* [Task] Among the entries below, find the lines with the word "title" and return them.

* [Excerpted records]
-=-=-=-=-

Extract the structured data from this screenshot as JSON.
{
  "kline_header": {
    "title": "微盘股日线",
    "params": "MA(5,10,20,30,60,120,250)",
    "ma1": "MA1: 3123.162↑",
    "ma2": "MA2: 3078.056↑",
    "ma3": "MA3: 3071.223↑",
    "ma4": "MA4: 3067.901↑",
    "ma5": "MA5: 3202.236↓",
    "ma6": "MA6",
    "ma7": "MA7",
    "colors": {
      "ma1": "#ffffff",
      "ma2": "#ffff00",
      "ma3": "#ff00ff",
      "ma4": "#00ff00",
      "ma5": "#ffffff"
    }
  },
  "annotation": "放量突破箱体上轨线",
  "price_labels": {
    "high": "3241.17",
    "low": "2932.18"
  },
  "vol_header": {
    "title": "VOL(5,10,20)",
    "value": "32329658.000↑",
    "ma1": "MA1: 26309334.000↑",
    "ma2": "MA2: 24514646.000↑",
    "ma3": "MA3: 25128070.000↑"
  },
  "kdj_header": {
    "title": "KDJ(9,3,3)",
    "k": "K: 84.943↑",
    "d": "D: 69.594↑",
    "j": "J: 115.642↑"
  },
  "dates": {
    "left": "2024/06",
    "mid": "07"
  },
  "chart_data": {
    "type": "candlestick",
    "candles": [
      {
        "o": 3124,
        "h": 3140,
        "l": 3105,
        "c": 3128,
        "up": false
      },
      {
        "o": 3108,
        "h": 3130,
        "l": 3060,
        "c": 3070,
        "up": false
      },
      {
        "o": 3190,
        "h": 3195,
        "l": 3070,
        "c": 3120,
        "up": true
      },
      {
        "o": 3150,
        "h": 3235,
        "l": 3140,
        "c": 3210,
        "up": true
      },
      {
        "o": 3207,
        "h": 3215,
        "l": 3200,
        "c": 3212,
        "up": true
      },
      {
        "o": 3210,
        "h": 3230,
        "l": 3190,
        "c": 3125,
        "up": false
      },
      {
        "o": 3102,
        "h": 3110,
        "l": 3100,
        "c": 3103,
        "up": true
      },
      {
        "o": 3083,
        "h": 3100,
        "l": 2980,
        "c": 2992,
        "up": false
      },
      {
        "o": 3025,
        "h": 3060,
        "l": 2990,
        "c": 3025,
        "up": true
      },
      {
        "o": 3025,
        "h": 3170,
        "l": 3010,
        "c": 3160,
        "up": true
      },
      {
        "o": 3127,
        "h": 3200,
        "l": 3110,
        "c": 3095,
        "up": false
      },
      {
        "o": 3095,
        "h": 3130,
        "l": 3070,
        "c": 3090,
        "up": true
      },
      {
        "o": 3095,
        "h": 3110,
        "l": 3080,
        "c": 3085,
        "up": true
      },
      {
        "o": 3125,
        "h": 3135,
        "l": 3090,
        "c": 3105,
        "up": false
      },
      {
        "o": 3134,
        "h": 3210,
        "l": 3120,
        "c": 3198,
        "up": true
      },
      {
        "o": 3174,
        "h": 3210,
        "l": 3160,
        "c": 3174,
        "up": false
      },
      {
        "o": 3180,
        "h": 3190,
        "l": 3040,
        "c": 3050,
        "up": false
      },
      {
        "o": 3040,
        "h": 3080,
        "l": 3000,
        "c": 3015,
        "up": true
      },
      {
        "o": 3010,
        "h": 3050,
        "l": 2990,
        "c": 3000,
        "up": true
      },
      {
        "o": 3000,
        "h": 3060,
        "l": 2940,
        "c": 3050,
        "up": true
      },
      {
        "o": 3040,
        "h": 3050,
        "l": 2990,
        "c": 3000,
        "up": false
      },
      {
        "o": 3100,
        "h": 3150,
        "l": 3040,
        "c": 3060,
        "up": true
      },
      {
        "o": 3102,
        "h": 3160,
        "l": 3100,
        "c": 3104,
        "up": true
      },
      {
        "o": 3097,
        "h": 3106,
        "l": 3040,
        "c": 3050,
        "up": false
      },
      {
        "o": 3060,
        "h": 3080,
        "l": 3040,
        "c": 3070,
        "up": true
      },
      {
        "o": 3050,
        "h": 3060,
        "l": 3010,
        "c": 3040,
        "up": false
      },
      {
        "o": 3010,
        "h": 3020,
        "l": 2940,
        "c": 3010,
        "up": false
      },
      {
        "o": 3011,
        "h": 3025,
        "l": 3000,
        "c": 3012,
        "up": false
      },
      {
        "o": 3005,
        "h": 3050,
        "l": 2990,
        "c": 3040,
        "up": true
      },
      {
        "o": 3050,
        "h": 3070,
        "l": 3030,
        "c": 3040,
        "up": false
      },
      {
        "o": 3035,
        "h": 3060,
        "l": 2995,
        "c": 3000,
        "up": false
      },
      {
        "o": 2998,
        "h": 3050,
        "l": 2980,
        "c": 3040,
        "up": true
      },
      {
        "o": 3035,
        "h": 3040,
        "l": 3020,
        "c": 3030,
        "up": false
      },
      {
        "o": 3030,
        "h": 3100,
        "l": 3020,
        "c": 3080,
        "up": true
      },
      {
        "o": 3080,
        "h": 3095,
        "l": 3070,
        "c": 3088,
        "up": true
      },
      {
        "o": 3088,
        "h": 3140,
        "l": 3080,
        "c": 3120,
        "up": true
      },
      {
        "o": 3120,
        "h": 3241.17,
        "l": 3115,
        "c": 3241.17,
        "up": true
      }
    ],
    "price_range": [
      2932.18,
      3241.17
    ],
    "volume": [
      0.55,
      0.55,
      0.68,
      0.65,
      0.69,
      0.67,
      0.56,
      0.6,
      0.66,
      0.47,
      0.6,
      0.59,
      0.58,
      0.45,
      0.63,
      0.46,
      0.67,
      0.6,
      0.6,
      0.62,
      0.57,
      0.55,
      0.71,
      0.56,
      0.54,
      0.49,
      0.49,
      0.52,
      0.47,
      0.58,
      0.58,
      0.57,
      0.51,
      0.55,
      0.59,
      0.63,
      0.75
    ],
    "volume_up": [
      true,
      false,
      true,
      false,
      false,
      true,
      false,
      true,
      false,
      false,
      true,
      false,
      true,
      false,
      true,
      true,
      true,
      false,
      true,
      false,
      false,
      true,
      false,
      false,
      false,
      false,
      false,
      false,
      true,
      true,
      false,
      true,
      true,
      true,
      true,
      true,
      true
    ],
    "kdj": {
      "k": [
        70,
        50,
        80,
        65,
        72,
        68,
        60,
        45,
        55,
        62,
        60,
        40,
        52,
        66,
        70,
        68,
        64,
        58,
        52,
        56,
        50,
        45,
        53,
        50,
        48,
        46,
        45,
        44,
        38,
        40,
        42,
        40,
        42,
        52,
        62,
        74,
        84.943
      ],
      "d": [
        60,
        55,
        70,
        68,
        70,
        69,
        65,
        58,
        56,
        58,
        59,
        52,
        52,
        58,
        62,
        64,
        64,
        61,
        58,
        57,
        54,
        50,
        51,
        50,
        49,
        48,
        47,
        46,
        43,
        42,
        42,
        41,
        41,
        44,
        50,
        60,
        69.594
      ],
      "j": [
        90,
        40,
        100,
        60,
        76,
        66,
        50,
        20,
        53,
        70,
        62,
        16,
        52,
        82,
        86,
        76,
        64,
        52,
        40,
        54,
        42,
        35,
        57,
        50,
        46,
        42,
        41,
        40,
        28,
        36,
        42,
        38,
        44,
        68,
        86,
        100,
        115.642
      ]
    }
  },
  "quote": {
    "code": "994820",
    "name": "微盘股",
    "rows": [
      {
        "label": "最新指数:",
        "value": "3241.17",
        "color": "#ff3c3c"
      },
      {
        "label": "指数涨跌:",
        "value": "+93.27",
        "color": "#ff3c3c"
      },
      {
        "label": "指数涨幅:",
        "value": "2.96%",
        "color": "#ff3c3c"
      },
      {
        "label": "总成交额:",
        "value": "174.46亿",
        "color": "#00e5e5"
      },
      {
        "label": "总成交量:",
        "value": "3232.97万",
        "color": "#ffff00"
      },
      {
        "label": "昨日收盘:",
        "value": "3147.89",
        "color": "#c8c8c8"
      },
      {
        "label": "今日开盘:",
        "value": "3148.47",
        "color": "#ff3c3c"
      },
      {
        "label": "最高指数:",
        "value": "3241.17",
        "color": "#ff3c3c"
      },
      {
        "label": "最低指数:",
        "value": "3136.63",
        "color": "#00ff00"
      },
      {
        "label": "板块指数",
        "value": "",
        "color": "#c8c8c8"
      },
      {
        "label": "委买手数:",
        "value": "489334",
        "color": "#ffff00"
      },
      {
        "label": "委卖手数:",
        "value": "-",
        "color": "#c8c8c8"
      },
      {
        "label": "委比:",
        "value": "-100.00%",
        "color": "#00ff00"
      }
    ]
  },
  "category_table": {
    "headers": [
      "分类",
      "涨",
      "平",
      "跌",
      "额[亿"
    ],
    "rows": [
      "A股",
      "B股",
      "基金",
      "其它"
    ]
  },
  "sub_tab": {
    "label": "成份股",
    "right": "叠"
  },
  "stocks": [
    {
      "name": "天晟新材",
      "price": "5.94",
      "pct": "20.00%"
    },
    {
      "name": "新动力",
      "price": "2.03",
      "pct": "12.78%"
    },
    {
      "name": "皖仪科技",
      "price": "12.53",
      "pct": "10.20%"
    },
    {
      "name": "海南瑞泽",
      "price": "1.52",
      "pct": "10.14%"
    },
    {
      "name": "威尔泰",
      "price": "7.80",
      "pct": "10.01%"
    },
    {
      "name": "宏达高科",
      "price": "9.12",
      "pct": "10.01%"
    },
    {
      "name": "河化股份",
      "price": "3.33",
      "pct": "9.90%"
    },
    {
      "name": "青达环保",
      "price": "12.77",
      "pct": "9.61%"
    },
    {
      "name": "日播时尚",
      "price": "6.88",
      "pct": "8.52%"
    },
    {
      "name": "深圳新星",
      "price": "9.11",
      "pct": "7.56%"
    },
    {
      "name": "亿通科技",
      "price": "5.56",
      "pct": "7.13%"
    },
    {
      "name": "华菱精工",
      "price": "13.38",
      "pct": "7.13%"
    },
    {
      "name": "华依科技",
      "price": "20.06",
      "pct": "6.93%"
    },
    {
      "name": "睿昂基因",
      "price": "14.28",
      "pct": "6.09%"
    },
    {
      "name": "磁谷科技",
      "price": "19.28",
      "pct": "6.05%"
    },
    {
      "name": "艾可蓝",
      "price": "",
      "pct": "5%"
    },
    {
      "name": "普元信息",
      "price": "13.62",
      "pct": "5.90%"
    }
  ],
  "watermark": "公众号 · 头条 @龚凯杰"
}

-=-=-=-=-

* [Answer section]
    "title": "微盘股日线",
    "title": "VOL(5,10,20)",
    "title": "KDJ(9,3,3)",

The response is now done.